◆ Activity
Report each line from the data below that holds the word "icon".

[Interface dataset entries]

*** Begin section ***

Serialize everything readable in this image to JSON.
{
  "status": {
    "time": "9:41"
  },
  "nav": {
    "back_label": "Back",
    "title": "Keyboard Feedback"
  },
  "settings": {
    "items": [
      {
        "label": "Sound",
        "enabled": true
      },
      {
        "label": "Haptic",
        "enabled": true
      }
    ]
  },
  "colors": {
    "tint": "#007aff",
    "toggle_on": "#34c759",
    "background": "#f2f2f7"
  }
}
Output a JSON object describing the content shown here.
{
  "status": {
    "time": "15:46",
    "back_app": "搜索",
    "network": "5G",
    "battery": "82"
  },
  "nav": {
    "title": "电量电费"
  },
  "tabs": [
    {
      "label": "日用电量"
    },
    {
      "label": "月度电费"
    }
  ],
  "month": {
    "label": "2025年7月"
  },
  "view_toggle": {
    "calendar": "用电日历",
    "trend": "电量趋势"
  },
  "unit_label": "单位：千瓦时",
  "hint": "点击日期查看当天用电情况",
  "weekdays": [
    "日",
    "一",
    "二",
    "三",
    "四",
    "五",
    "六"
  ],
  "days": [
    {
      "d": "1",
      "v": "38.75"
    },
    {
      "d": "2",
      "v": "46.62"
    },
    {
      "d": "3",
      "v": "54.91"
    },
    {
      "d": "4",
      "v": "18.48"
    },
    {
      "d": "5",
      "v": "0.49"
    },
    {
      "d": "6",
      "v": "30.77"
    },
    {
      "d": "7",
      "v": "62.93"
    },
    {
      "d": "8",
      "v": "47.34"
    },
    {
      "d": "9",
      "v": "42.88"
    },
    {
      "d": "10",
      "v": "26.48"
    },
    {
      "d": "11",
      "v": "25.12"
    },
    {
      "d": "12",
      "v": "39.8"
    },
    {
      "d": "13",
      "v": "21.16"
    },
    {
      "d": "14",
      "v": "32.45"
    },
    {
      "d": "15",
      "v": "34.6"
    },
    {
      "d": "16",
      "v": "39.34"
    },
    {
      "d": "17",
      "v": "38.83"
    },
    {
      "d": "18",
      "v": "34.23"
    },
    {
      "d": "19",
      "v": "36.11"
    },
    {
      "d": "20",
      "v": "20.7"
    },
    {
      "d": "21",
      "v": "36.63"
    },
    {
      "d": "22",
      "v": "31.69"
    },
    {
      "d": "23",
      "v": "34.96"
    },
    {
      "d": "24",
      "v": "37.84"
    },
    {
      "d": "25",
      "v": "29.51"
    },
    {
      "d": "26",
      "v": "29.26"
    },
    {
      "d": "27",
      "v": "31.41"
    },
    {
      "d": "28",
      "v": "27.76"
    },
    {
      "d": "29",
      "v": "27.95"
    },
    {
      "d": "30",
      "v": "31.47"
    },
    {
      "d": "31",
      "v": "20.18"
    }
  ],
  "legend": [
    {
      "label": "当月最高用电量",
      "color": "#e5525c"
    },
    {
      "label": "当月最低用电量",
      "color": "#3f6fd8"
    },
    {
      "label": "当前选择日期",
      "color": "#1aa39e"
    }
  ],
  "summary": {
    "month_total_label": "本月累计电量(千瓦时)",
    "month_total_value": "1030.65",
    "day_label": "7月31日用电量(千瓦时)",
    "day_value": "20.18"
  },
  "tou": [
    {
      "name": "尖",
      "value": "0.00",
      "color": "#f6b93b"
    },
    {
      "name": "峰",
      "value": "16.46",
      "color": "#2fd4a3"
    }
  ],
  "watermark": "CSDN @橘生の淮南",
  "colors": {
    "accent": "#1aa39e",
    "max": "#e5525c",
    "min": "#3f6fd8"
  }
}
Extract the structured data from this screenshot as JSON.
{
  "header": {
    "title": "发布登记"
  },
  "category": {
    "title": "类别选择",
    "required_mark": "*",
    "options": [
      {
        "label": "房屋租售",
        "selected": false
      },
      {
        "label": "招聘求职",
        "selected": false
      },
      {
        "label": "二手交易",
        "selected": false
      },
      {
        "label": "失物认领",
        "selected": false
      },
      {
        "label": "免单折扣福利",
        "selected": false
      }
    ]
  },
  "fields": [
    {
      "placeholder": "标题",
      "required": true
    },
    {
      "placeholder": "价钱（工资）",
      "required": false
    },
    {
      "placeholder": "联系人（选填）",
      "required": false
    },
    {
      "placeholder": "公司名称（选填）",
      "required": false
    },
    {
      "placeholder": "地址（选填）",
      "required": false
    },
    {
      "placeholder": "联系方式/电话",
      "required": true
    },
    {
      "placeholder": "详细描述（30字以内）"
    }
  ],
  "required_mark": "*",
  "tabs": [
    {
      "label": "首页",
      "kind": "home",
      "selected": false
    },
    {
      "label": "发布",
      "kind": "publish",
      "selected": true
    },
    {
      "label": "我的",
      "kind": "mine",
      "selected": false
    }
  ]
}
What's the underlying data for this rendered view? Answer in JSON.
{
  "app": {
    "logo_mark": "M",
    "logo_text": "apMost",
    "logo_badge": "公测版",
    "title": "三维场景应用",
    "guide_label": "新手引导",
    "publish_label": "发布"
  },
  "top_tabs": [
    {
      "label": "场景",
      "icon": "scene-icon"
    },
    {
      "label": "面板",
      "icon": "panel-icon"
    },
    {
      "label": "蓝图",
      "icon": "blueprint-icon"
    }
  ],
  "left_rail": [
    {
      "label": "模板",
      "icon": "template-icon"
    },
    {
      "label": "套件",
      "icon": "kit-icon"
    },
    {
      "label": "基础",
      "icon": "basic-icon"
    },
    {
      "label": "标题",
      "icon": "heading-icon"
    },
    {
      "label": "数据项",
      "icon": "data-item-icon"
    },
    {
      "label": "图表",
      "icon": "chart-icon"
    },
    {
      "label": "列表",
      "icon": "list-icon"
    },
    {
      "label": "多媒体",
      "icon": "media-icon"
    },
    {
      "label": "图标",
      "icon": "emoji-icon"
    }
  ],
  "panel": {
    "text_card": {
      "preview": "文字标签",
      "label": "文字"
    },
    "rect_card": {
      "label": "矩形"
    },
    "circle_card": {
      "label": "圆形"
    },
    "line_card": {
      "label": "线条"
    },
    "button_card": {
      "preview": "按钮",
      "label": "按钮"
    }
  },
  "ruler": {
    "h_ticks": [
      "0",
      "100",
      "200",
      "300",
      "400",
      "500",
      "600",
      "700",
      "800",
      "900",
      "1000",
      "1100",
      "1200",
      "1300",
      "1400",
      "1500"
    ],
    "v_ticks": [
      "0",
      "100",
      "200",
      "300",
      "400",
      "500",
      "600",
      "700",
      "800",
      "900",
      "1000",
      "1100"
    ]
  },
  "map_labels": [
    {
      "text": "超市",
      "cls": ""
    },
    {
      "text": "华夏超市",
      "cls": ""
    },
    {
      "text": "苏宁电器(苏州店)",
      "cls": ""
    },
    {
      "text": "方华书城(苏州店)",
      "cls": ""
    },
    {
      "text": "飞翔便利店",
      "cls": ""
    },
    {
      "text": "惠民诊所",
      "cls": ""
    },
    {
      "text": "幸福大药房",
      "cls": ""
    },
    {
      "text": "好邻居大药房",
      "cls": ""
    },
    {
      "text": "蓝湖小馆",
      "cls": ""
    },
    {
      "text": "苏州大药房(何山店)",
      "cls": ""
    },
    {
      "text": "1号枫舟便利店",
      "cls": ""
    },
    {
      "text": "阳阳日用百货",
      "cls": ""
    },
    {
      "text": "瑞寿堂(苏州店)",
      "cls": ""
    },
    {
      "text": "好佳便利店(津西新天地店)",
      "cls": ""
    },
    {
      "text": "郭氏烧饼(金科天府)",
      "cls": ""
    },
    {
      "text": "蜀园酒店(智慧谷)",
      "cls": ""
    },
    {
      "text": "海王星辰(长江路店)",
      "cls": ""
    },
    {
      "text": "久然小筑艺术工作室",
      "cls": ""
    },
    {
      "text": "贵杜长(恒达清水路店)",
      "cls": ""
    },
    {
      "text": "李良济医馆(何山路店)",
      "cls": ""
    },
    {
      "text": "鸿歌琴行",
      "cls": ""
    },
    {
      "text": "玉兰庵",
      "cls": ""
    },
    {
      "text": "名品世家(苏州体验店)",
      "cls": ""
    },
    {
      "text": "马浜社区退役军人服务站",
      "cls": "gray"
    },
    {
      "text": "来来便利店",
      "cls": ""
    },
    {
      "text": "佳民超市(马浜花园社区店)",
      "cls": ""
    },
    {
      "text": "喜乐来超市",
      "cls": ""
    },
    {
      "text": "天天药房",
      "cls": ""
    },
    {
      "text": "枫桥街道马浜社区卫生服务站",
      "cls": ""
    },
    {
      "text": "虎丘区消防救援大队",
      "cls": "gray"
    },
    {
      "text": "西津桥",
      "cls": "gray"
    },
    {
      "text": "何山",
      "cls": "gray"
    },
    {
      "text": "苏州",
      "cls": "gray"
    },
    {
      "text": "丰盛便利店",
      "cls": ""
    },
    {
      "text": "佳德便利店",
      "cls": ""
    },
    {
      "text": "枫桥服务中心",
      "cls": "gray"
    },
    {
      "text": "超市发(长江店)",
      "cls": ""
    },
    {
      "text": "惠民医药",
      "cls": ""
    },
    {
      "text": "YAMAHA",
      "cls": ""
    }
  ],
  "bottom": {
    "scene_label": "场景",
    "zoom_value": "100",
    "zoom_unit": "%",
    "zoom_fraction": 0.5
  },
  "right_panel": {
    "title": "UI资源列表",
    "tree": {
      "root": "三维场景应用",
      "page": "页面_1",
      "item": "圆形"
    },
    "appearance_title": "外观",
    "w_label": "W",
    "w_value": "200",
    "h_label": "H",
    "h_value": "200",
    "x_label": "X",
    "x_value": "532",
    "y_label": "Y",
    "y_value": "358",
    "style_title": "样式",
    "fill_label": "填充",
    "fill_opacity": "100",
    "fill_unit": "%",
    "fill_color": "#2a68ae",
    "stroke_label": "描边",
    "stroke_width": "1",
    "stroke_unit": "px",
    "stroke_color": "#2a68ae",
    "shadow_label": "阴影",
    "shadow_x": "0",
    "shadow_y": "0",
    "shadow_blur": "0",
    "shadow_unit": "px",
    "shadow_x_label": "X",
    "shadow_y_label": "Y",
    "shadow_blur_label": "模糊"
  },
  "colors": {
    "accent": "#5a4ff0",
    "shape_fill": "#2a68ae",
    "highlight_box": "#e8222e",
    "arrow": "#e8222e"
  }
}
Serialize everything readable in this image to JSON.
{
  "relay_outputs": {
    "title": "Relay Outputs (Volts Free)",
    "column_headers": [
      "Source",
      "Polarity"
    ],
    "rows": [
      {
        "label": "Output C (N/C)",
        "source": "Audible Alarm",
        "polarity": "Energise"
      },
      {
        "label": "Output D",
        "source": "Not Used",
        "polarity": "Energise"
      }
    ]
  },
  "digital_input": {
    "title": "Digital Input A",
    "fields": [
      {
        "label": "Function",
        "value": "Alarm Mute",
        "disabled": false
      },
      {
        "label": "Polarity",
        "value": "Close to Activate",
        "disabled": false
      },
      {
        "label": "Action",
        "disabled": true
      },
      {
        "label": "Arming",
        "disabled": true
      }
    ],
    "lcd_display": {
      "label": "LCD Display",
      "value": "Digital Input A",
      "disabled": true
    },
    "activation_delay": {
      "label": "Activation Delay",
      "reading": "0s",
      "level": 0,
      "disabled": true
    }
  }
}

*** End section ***

◆ Written response
      "icon": "scene-icon"
      "icon": "panel-icon"
      "icon": "blueprint-icon"
      "icon": "template-icon"
      "icon": "kit-icon"
      "icon": "basic-icon"
      "icon": "heading-icon"
      "icon": "data-item-icon"
      "icon": "chart-icon"
      "icon": "list-icon"
      "icon": "media-icon"
      "icon": "emoji-icon"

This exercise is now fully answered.